Paul Joseph Watson
Despite being exposed as a probable fake, the James Foley beheading video is still being used as a poster child to reinvigorate support behind a military attack on Syria, almost exactly a year after a dubious chemical weapons attack was exploited for the same purpose.
As we reported earlier, top forensic experts have concluded that the alleged beheading was likely “staged” and that the footage in the clip does not show the execution of Foley. Infowars’ analysis of the footage last week came to a similar conclusion.
Although media reports have suggested that Foley was probably killed off camera, it makes little sense that ISIS, a group which has built its reputation on cruelty and barbarity, would refrain from showing the bloody execution. Indeed, the fact that they didn’t directly suggests that the video was produced and released by an entity other than ISIS.
The fact that the footage was immediately pounced upon as a casus belli for expanding U.S. military operations in the face of massive public and political opposition to America’s involvement in the region indicates that the release of the video only served to benefit interests aligned with the U.S. military-industrial complex.
Senior Republicans yesterday cited the video in urging President Obama to expand air strikes targeting ISIS militants from Iraq to Syria.
“We need to expand air strikes so you can ultimately defeat and eliminate Isis,” Texas Congressman Mike McCaul told ABC. “Don’t kid yourself for a second that they aren’t intent on hitting our homeland, I think the threat is very real.”
Senator Lindsey Graham, a longtime proponent of an attack on Syria, said that Obama should not consult with President Bashar Al-Assad before launching the assault.
“There’s no way you can solve the problem in Iraq without hitting them in Syria,” the South Carolina Republican said, adding, “The goal is to hit ISIL in Syria to deal with their command and control.”
Graham also said that the U.S. needed to bombard ISIS in Syria in order to “deal with the threat to the homeland.”
Yesterday, the London Observer reported that the U.S. was “set to launch air strikes” on senior ISIS leaders in Syria, with Washington officials asserting that the Foley beheading video provided a “new context” which justified military aggression in Syria.
Preparations for a military assault on Syria arrive roughly a year after another highly dubious incident was cited as a justification for similar action.

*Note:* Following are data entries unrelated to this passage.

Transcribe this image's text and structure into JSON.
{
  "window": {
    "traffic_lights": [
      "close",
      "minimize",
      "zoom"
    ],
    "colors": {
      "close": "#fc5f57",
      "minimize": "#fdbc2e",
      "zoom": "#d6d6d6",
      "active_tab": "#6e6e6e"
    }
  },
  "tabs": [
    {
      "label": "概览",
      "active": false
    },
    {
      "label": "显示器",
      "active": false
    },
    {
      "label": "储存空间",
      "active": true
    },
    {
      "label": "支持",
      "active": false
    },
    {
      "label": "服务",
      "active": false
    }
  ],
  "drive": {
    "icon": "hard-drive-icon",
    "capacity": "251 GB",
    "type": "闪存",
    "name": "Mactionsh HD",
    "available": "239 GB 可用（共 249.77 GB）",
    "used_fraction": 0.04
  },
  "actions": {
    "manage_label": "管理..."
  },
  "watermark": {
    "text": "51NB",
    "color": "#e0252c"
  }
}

The August 2013 chemical weapons attack in Ghouta was almost immediately blamed on the Assad regime despite eyewitness reports that the incident was the work of US-backed rebels. A subsequentMIT study concluded that the attack could not have been launched from government-controlled areas of the country.